My friend Chris recently linked to this blog post by a guy named Steve about the correlation between education and lifetime income. It’s a response to this New York Times column by a guy named Michael arguing that what America needs is uneducated entrepreneurs.
Steve’s first problem is that he’s using historical data rather than a forecast model. Michael is arguing that just because people who got degrees in the past make more money now is not a good predictor of how much people getting degrees in the future will make.
Steve’s second problem is that he missed Michael’s argument that education does not cause income but they are correlated because they have the common cause of ambition. To determine if education causes income we would need to control for ambition.

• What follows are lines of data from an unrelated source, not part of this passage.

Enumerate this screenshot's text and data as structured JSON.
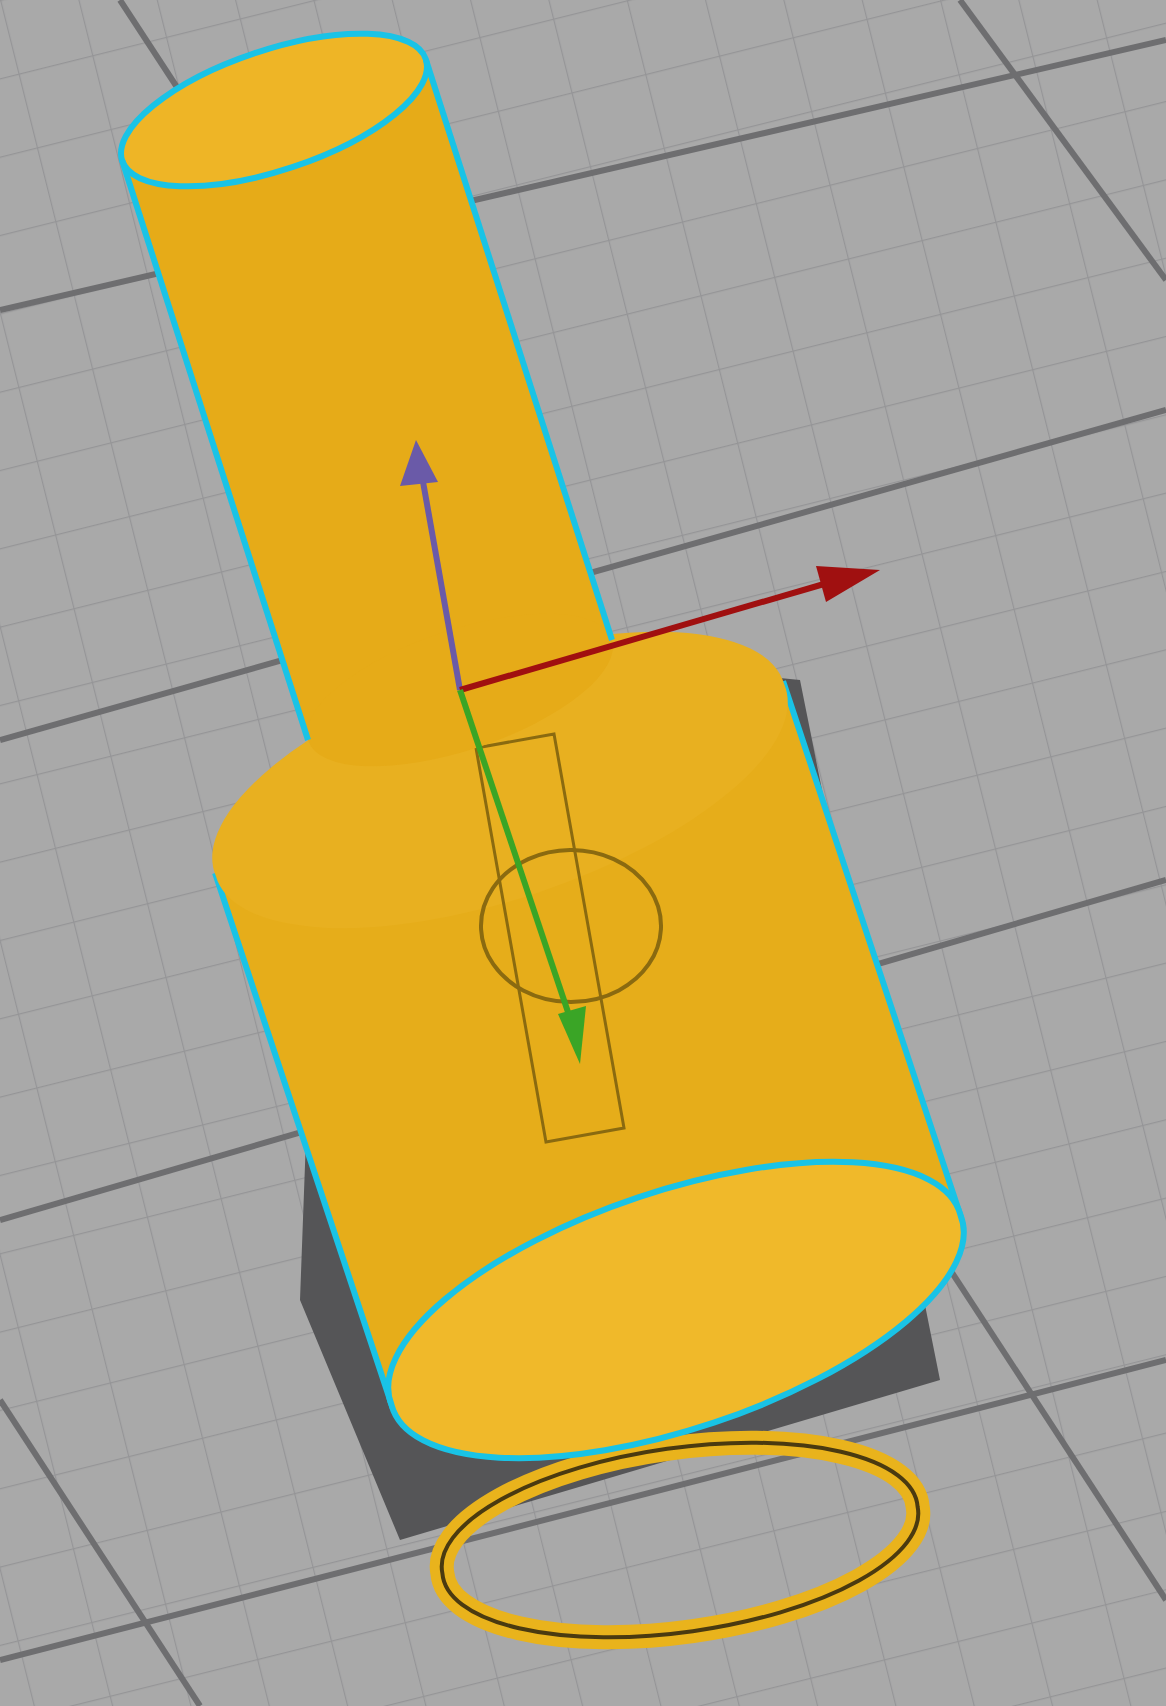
{
  "viewport": {
    "grid": true,
    "gizmo": true
  }
}
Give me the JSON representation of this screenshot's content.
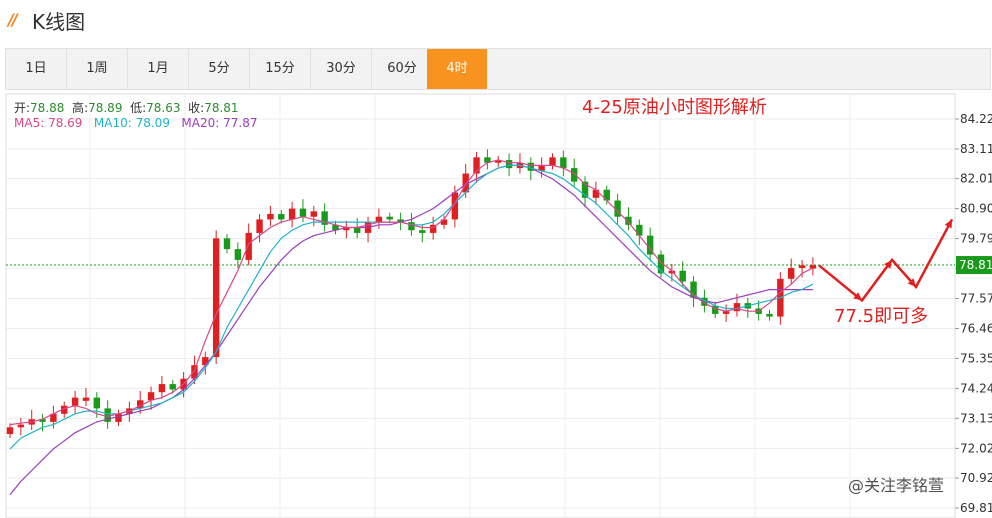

Finally, Michael has a larger point: it is better for the economy if more people are starting businesses, even if many of them fail. Education may lead to higher median income for individuals, but entrepreneurship should lead to a higher mean income for everyone.
Canada’s solution to encourage entrepreneurship is the social safety net: your life will not be that bad if you fail. America’s solution is greed: if you don’t take risks, you won’t be able to afford all that shit you’ve been tricked into wanting.

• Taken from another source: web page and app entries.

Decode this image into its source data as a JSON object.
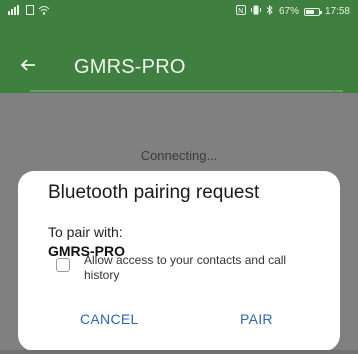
{
  "status_bar": {
    "left_icons": [
      "signal-icon",
      "sim-icon",
      "wifi-icon"
    ],
    "right_icons": [
      "nfc-icon",
      "vibrate-icon",
      "bluetooth-icon"
    ],
    "battery": "67%",
    "battery_level": 0.67,
    "time": "17:58"
  },
  "app_bar": {
    "back_icon": "arrow-left-icon",
    "title": "GMRS-PRO"
  },
  "progress": {
    "fraction": 1.0
  },
  "main": {
    "status_text": "Connecting..."
  },
  "dialog": {
    "title": "Bluetooth pairing request",
    "pair_with_label": "To pair with:",
    "device_name": "GMRS-PRO",
    "checkbox": {
      "label": "Allow access to your contacts and call history",
      "checked": false
    },
    "cancel_label": "CANCEL",
    "pair_label": "PAIR"
  },
  "colors": {
    "header_bg": "#3f7f3f",
    "dim_overlay": "#808080",
    "button_text": "#2f66b5"
  }
}
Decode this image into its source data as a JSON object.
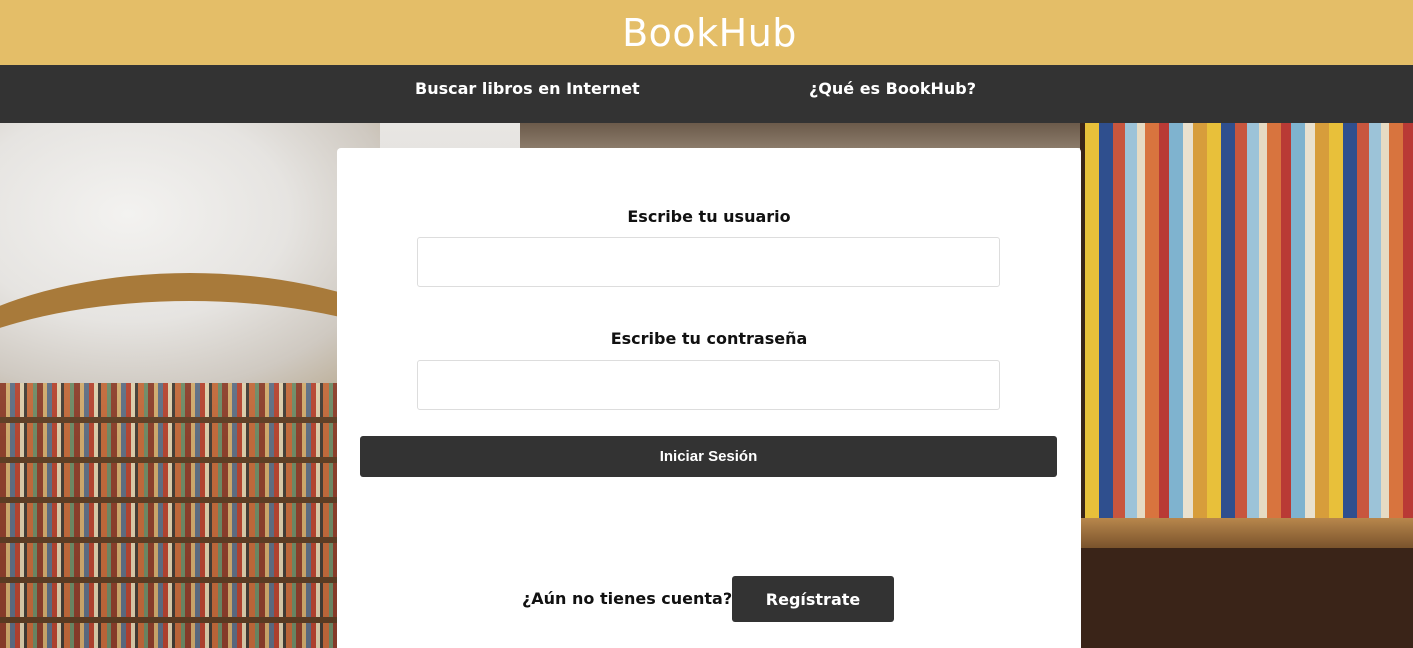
{
  "header": {
    "brand": "BookHub"
  },
  "nav": {
    "items": [
      {
        "label": "Buscar libros en Internet"
      },
      {
        "label": "¿Qué es BookHub?"
      }
    ]
  },
  "login": {
    "username_label": "Escribe tu usuario",
    "username_value": "",
    "password_label": "Escribe tu contraseña",
    "password_value": "",
    "submit_label": "Iniciar Sesión"
  },
  "register": {
    "question": "¿Aún no tienes cuenta?",
    "button_label": "Regístrate"
  },
  "colors": {
    "header_bg": "#e4be68",
    "nav_bg": "#333333",
    "card_bg": "#ffffff",
    "button_bg": "#333333"
  }
}
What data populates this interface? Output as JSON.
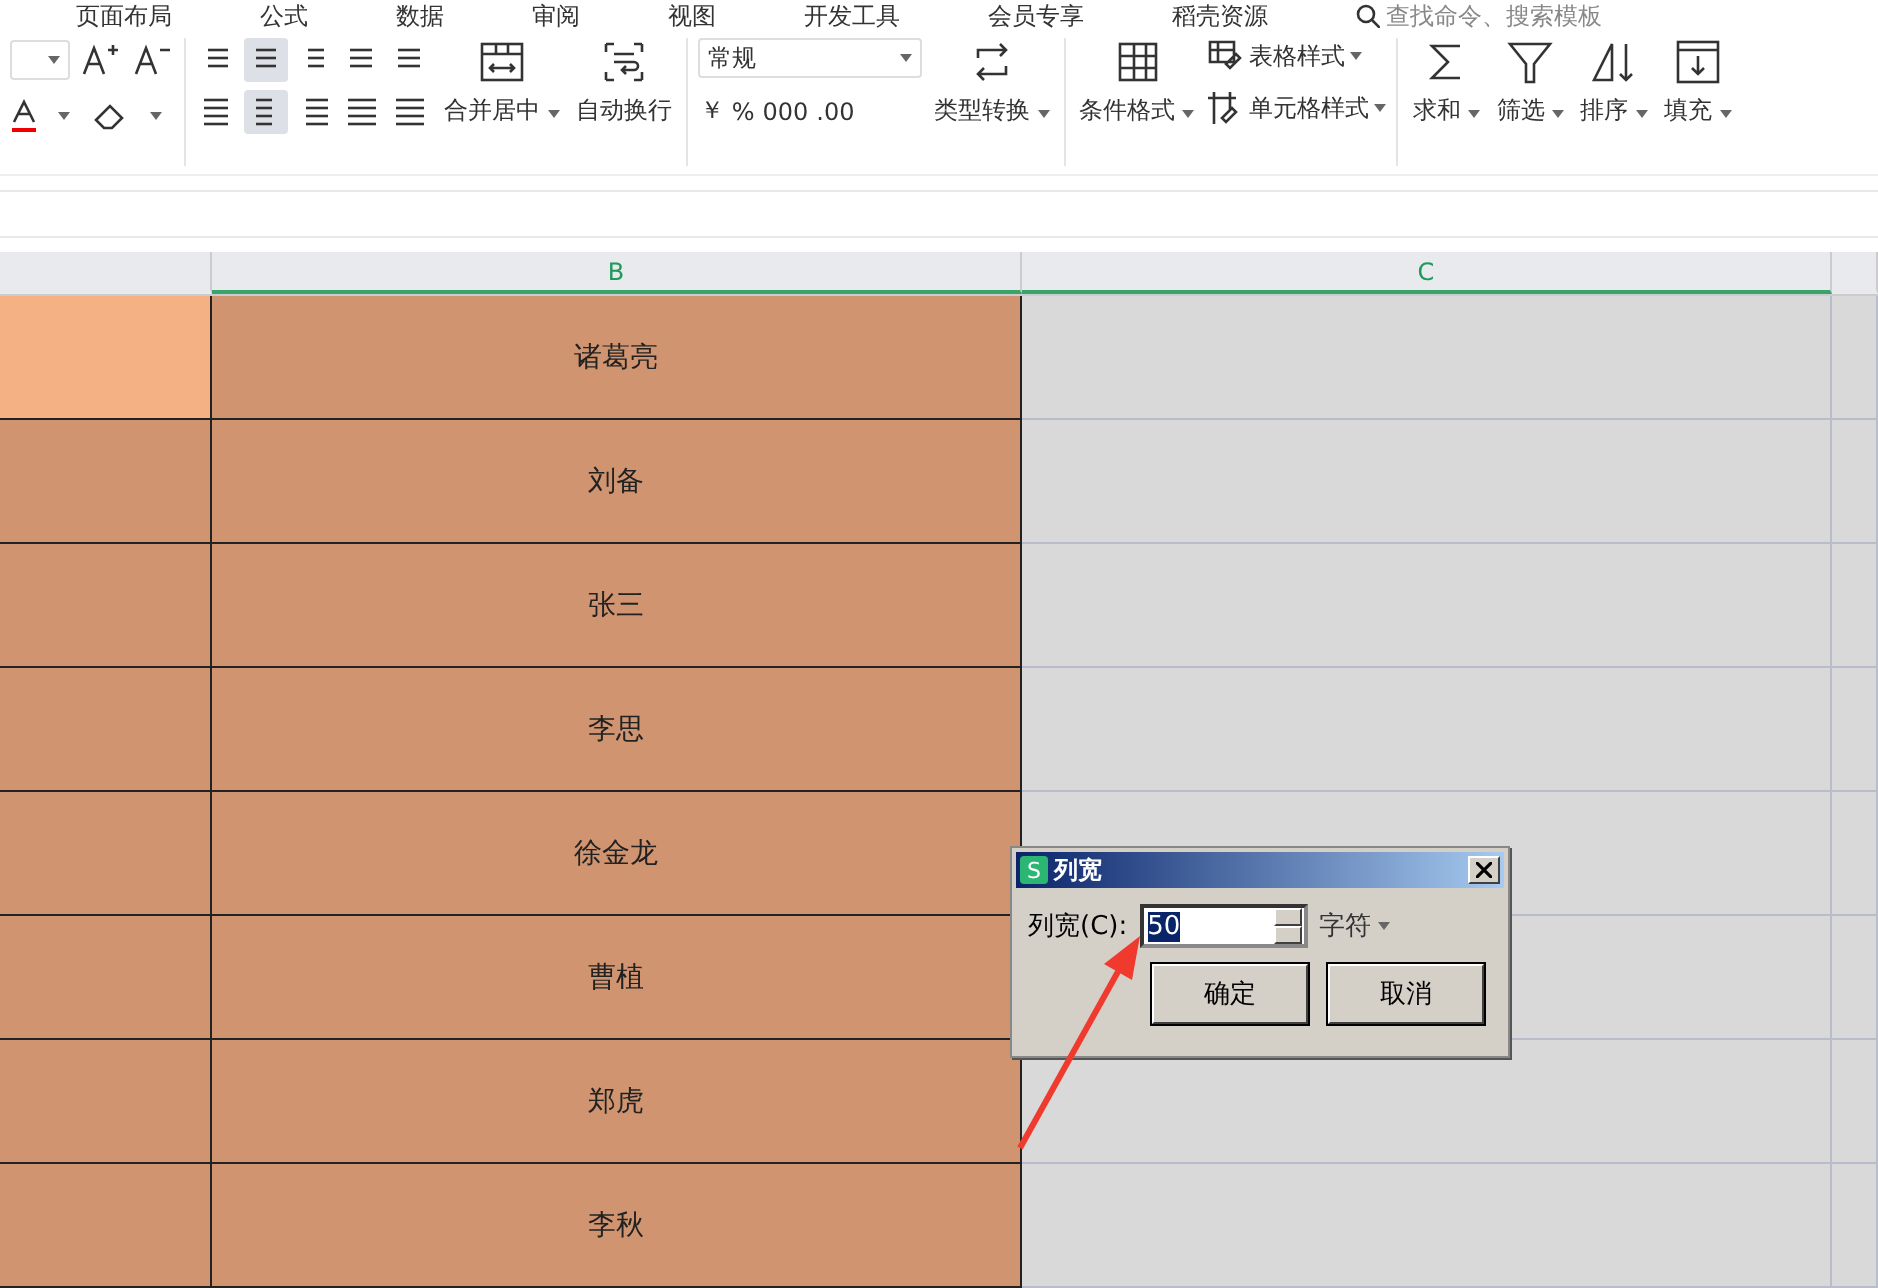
{
  "menu": [
    "页面布局",
    "公式",
    "数据",
    "审阅",
    "视图",
    "开发工具",
    "会员专享",
    "稻壳资源"
  ],
  "search": {
    "placeholder": "查找命令、搜索模板"
  },
  "ribbon": {
    "align_active": [
      false,
      true,
      false,
      false,
      false,
      false,
      true,
      false,
      false,
      false
    ],
    "merge_label": "合并居中",
    "wrap_label": "自动换行",
    "number_format": "常规",
    "number_symbols": [
      "￥",
      "%",
      "000",
      ".00"
    ],
    "convert_label": "类型转换",
    "cond_label": "条件格式",
    "table_style_label": "表格样式",
    "cell_style_label": "单元格样式",
    "tools": [
      {
        "kind": "sum",
        "label": "求和"
      },
      {
        "kind": "filter",
        "label": "筛选"
      },
      {
        "kind": "sort",
        "label": "排序"
      },
      {
        "kind": "fill",
        "label": "填充"
      }
    ]
  },
  "columns": [
    {
      "selected": false
    },
    {
      "label": "B",
      "selected": true
    },
    {
      "label": "C",
      "selected": true
    }
  ],
  "rows": [
    {
      "name": "诸葛亮",
      "a_active": true
    },
    {
      "name": "刘备",
      "a_active": false
    },
    {
      "name": "张三",
      "a_active": false
    },
    {
      "name": "李思",
      "a_active": false
    },
    {
      "name": "徐金龙",
      "a_active": false
    },
    {
      "name": "曹植",
      "a_active": false
    },
    {
      "name": "郑虎",
      "a_active": false
    },
    {
      "name": "李秋",
      "a_active": false
    }
  ],
  "dialog": {
    "logo": "S",
    "title": "列宽",
    "label": "列宽(C):",
    "value": "50",
    "unit": "字符",
    "buttons": [
      "确定",
      "取消"
    ]
  }
}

I think it’s clear that a social safety net is not enough on its own. Since I’m not that interested in material possessions, I’ve never been inspired to be an entrepreneur – I don’t see what’s in it for me. To increase job creation, the governments of both countries have the challenge of maximizing the pay-off for success, minimizing the penalties for failure and keeping society smoothly functioning (which is why winner-takes-all is not a sustainable strategy).